* Task requirements: Print all of the entries exactly, minus the pictures.

* Input:
------------------------------------
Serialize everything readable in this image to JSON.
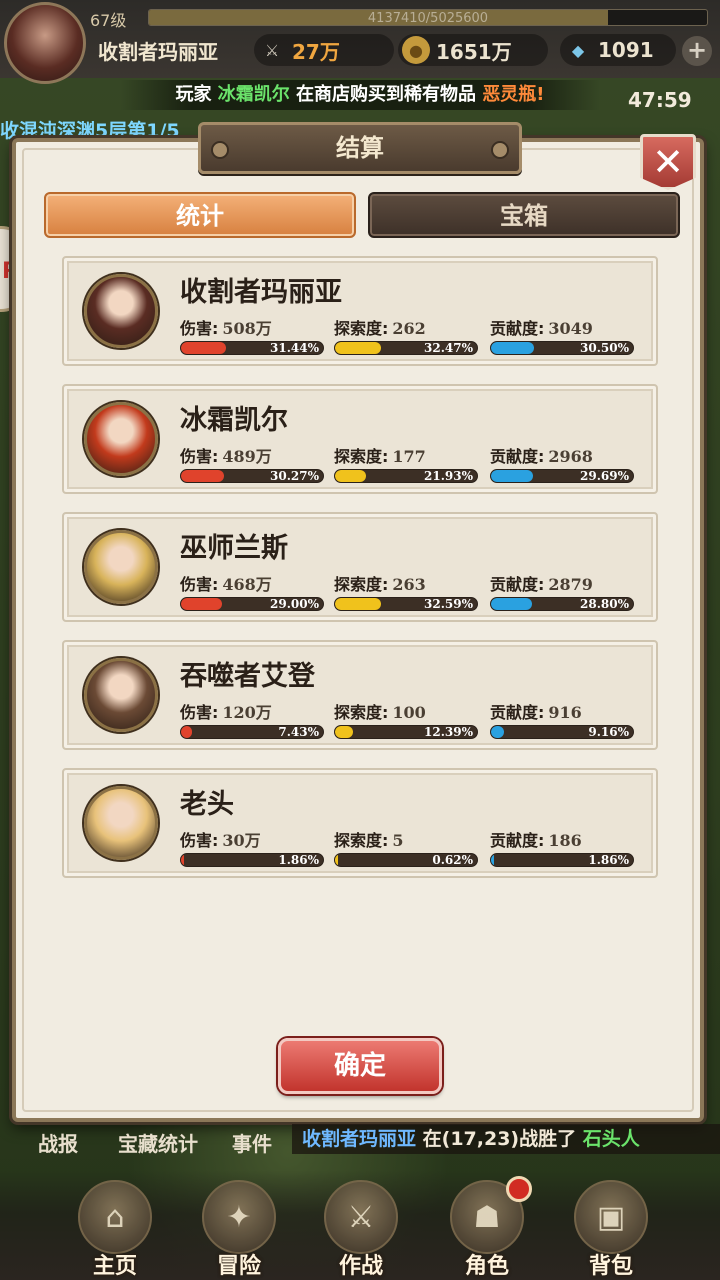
{
  "hud": {
    "level": "67级",
    "exp_text": "4137410/5025600",
    "exp_fraction": 0.823,
    "player_name": "收割者玛丽亚",
    "power": "27万",
    "gold": "1651万",
    "gems": "1091",
    "timer": "47:59",
    "map_info": "收混沌深渊5层第1/5"
  },
  "marquee": {
    "prefix": "玩家",
    "player": "冰霜凯尔",
    "middle": "在商店购买到稀有物品",
    "item": "恶灵瓶!"
  },
  "dialog": {
    "title": "结算",
    "tabs": [
      {
        "label": "统计",
        "active": true
      },
      {
        "label": "宝箱",
        "active": false
      }
    ],
    "confirm_label": "确定",
    "metric_labels": {
      "damage": "伤害:",
      "explore": "探索度:",
      "contribution": "贡献度:"
    },
    "players": [
      {
        "name": "收割者玛丽亚",
        "portrait_color": "#5a2c23",
        "damage": "508万",
        "damage_pct": "31.44%",
        "damage_frac": 0.3144,
        "explore": "262",
        "explore_pct": "32.47%",
        "explore_frac": 0.3247,
        "contribution": "3049",
        "contribution_pct": "30.50%",
        "contribution_frac": 0.305
      },
      {
        "name": "冰霜凯尔",
        "portrait_color": "#c23a1c",
        "damage": "489万",
        "damage_pct": "30.27%",
        "damage_frac": 0.3027,
        "explore": "177",
        "explore_pct": "21.93%",
        "explore_frac": 0.2193,
        "contribution": "2968",
        "contribution_pct": "29.69%",
        "contribution_frac": 0.2969
      },
      {
        "name": "巫师兰斯",
        "portrait_color": "#d8b35a",
        "damage": "468万",
        "damage_pct": "29.00%",
        "damage_frac": 0.29,
        "explore": "263",
        "explore_pct": "32.59%",
        "explore_frac": 0.3259,
        "contribution": "2879",
        "contribution_pct": "28.80%",
        "contribution_frac": 0.288
      },
      {
        "name": "吞噬者艾登",
        "portrait_color": "#6b4a35",
        "damage": "120万",
        "damage_pct": "7.43%",
        "damage_frac": 0.0743,
        "explore": "100",
        "explore_pct": "12.39%",
        "explore_frac": 0.1239,
        "contribution": "916",
        "contribution_pct": "9.16%",
        "contribution_frac": 0.0916
      },
      {
        "name": "老头",
        "portrait_color": "#e8c27a",
        "damage": "30万",
        "damage_pct": "1.86%",
        "damage_frac": 0.0186,
        "explore": "5",
        "explore_pct": "0.62%",
        "explore_frac": 0.0062,
        "contribution": "186",
        "contribution_pct": "1.86%",
        "contribution_frac": 0.0186
      }
    ]
  },
  "bottom": {
    "tabs": [
      "战报",
      "宝藏统计",
      "事件"
    ],
    "battle_msg": {
      "name": "收割者玛丽亚",
      "middle": "在(17,23)战胜了",
      "enemy": "石头人"
    },
    "nav": [
      {
        "label": "主页",
        "icon": "home-icon",
        "glyph": "⌂"
      },
      {
        "label": "冒险",
        "icon": "adventure-icon",
        "glyph": "✦"
      },
      {
        "label": "作战",
        "icon": "battle-icon",
        "glyph": "⚔"
      },
      {
        "label": "角色",
        "icon": "character-icon",
        "glyph": "☗",
        "badge": true
      },
      {
        "label": "背包",
        "icon": "backpack-icon",
        "glyph": "▣"
      }
    ]
  },
  "colors": {
    "damage": "#e0432c",
    "explore": "#f0c21c",
    "contribution": "#2aa1e0",
    "confirm": "#c2342d",
    "tab_active": "#d7803f"
  }
}
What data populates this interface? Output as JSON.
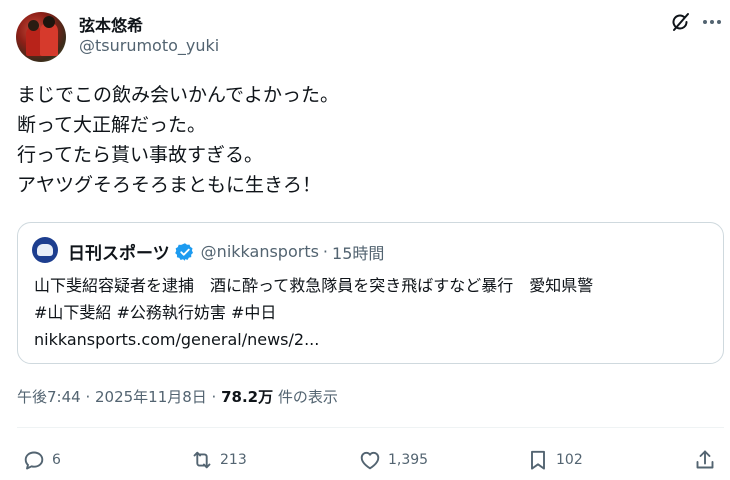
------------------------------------
* Task solution:
Serialize everything readable in this image to JSON.
{
  "hud": {
    "level": "67级",
    "exp_text": "4137410/5025600",
    "exp_fraction": 0.823,
    "player_name": "收割者玛丽亚",
    "power": "27万",
    "gold": "1651万",
    "gems": "1091",
    "timer": "47:59",
    "map_info": "收混沌深渊5层第1/5"
  },
  "marquee": {
    "prefix": "玩家",
    "player": "冰霜凯尔",
    "middle": "在商店购买到稀有物品",
    "item": "恶灵瓶!"
  },
  "dialog": {
    "title": "结算",
    "tabs": [
      {
        "label": "统计",
        "active": true
      },
      {
        "label": "宝箱",
        "active": false
      }
    ],
    "confirm_label": "确定",
    "metric_labels": {
      "damage": "伤害:",
      "explore": "探索度:",
      "contribution": "贡献度:"
    },
    "players": [
      {
        "name": "收割者玛丽亚",
        "portrait_color": "#5a2c23",
        "damage": "508万",
        "damage_pct": "31.44%",
        "damage_frac": 0.3144,
        "explore": "262",
        "explore_pct": "32.47%",
        "explore_frac": 0.3247,
        "contribution": "3049",
        "contribution_pct": "30.50%",
        "contribution_frac": 0.305
      },
      {
        "name": "冰霜凯尔",
        "portrait_color": "#c23a1c",
        "damage": "489万",
        "damage_pct": "30.27%",
        "damage_frac": 0.3027,
        "explore": "177",
        "explore_pct": "21.93%",
        "explore_frac": 0.2193,
        "contribution": "2968",
        "contribution_pct": "29.69%",
        "contribution_frac": 0.2969
      },
      {
        "name": "巫师兰斯",
        "portrait_color": "#d8b35a",
        "damage": "468万",
        "damage_pct": "29.00%",
        "damage_frac": 0.29,
        "explore": "263",
        "explore_pct": "32.59%",
        "explore_frac": 0.3259,
        "contribution": "2879",
        "contribution_pct": "28.80%",
        "contribution_frac": 0.288
      },
      {
        "name": "吞噬者艾登",
        "portrait_color": "#6b4a35",
        "damage": "120万",
        "damage_pct": "7.43%",
        "damage_frac": 0.0743,
        "explore": "100",
        "explore_pct": "12.39%",
        "explore_frac": 0.1239,
        "contribution": "916",
        "contribution_pct": "9.16%",
        "contribution_frac": 0.0916
      },
      {
        "name": "老头",
        "portrait_color": "#e8c27a",
        "damage": "30万",
        "damage_pct": "1.86%",
        "damage_frac": 0.0186,
        "explore": "5",
        "explore_pct": "0.62%",
        "explore_frac": 0.0062,
        "contribution": "186",
        "contribution_pct": "1.86%",
        "contribution_frac": 0.0186
      }
    ]
  },
  "bottom": {
    "tabs": [
      "战报",
      "宝藏统计",
      "事件"
    ],
    "battle_msg": {
      "name": "收割者玛丽亚",
      "middle": "在(17,23)战胜了",
      "enemy": "石头人"
    },
    "nav": [
      {
        "label": "主页",
        "icon": "home-icon",
        "glyph": "⌂"
      },
      {
        "label": "冒险",
        "icon": "adventure-icon",
        "glyph": "✦"
      },
      {
        "label": "作战",
        "icon": "battle-icon",
        "glyph": "⚔"
      },
      {
        "label": "角色",
        "icon": "character-icon",
        "glyph": "☗",
        "badge": true
      },
      {
        "label": "背包",
        "icon": "backpack-icon",
        "glyph": "▣"
      }
    ]
  },
  "colors": {
    "damage": "#e0432c",
    "explore": "#f0c21c",
    "contribution": "#2aa1e0",
    "confirm": "#c2342d",
    "tab_active": "#d7803f"
  }
}
What data populates this interface? Output as JSON.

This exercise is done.